The announcement that $7.2 billion would be forfeited from the estate of Jeffry M. Picower to benefit victims of Bernard Madoff brought optimism from officials last week that investors might recoup close to 50 percent of what they had deposited in the estimated $20-billion Ponzi scheme.
"Today is a good day for a group of people who haven't had much cause for optimism," Janice K. Fedarcyk, assistant director in charge of the New York FBI office, said Friday as the settlement was announced.
While recovery of almost 50 percent is possible, there is still uncertainty among those working on the effort to compensate victims about whether they will see that much.
For a start, much work remains to be done with lawsuits filed by court-appointed trustee Irving Picard to recover cash. In addition, there is still an unresolved legal question before the courts, which could affect the formula used to work out the percentage for compensating victims.
Picard in recent weeks filed a flurry of lawsuits aimed at recovering billions of dollars in what he believes are illegal profits taken out of Madoff accounts by some investors and feeder funds. The total Picard seeks runs to an estimated $41.5 billion to $80 billion - taking into account a treble-damage claim in one civil racketeering lawsuit filed by the trustee.
Legal challenges expected
Yet while those amounts are large, Picard knows the litigation's outcome is uncertain. Many of the defendants are represented by large Wall Street firms and are expected to fight Picard with tough tactics. Some lawyers believe even the Picower settlement will be challenged.
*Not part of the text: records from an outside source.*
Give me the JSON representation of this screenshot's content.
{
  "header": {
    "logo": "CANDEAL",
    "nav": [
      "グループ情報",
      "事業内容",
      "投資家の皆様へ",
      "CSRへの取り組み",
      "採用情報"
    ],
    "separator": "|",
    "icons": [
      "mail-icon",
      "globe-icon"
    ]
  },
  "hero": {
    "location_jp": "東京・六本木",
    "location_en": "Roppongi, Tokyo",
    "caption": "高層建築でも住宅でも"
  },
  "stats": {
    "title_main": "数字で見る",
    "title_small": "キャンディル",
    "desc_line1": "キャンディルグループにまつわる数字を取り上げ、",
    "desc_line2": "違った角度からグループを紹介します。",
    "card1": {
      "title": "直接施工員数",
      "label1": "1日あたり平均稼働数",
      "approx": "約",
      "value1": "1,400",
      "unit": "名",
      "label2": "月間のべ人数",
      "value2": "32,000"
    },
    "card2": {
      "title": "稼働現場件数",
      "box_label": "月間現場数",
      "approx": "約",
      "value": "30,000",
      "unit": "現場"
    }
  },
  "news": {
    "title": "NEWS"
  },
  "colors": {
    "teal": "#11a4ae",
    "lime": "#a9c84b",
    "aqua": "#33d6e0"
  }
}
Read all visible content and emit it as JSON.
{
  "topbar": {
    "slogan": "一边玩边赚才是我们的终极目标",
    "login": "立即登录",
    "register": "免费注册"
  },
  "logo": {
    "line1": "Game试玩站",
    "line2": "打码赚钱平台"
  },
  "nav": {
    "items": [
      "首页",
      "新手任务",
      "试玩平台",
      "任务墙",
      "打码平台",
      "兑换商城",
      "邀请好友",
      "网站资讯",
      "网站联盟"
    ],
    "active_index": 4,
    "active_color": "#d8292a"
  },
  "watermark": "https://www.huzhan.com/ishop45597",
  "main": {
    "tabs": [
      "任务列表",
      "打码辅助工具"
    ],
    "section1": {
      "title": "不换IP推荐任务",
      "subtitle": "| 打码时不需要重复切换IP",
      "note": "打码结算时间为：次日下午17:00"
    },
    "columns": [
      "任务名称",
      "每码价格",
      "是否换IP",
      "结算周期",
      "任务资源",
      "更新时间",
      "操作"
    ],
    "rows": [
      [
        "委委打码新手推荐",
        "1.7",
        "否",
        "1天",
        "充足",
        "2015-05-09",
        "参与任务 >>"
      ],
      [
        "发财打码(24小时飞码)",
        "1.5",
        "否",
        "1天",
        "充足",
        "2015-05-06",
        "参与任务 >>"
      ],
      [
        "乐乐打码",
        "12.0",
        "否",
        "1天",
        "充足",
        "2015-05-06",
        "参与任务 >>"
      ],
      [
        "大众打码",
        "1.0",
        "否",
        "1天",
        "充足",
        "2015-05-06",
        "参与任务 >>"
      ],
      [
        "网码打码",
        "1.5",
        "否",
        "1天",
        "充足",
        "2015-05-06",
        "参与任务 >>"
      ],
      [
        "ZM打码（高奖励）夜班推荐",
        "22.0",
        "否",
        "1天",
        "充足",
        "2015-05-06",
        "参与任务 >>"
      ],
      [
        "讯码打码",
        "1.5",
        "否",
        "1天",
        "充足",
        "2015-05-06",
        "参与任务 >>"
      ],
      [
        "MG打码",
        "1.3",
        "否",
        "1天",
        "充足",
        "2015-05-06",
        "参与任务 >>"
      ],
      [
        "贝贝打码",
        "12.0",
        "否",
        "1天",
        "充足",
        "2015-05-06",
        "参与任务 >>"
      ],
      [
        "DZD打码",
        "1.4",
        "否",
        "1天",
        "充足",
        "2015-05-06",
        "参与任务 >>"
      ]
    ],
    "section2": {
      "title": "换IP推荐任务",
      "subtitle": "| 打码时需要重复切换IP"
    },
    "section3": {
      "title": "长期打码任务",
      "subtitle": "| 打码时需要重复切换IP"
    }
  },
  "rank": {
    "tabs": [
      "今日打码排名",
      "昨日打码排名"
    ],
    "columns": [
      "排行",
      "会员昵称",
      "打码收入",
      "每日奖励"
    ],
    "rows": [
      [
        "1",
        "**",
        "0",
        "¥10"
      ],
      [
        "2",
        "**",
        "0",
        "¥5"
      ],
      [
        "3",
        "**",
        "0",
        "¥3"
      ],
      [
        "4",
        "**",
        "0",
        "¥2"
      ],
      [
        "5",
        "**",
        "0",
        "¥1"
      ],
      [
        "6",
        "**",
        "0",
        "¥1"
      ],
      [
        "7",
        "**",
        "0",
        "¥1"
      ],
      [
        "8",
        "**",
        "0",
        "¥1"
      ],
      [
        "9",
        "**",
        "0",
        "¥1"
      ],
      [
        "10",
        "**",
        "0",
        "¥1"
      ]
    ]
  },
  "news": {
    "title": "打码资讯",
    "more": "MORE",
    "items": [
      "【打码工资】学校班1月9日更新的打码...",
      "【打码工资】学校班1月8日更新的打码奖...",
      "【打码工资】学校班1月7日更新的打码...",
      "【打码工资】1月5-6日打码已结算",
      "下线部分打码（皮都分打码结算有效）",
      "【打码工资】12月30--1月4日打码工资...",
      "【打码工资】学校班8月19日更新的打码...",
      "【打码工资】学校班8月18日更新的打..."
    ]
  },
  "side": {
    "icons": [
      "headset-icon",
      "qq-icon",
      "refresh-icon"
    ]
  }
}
"We are at 'the end of the beginning,' " Picard's counsel, David Sheehan, said last week, quoting Winston Churchill and acknowledging the tough work the trustee faces in the courtroom.
There is also uncertainty over how victim compensation will be computed.
Madoff's operation has been likened to a counterfeiting ring: He fabricated account statements, making up balances. Investors, thinking they were earning 15 percent or more with Madoff, took out what they thought were legitimate earnings. They were unaware that Madoff made no investments and in typical Ponzi scheme fashion simply paid them with cash from other investors.
Picard maintains investors who withdrew more money than they originally deposited with Madoff were "net winners," who - in effect - took stolen property owed to others.
As a result, he has said he won't allow them to recover any more cash and is even suing some for return of trumped-up investments. Investors whose claims have been denied by Picard insist that under the law, the trustee must pay out on the basis of what equity was shown on their last account statement from Madoff, even if the figure was fictitious.
Losses owed still an issue
So far, Picard has prevailed in bankruptcy court and federal district court on the account equity issue. He now has about $10 billion in assets to dole out - or 50 percent of the losses on approved claims.
But if Picard loses at the appeals court, his calculation of what to pay out would change drastically. Instead of figuring compensation based on $20 billion in losses, he would have to use a number of $65 billion, which is what victims believed they are owed. That, in turn, dramatically changes the percentage from the 48.5 percent officials touted Friday, to around 15 percent, when you consider the $9.7 billion in assets currently recovered.
Because resolution of this account equity issue is still unclear, Picard told Newsday late last week that he will have to retain a significant reserve - a kind of rainy day fund against future litigation - when he starts paying back investors, scheduled to begin early next year.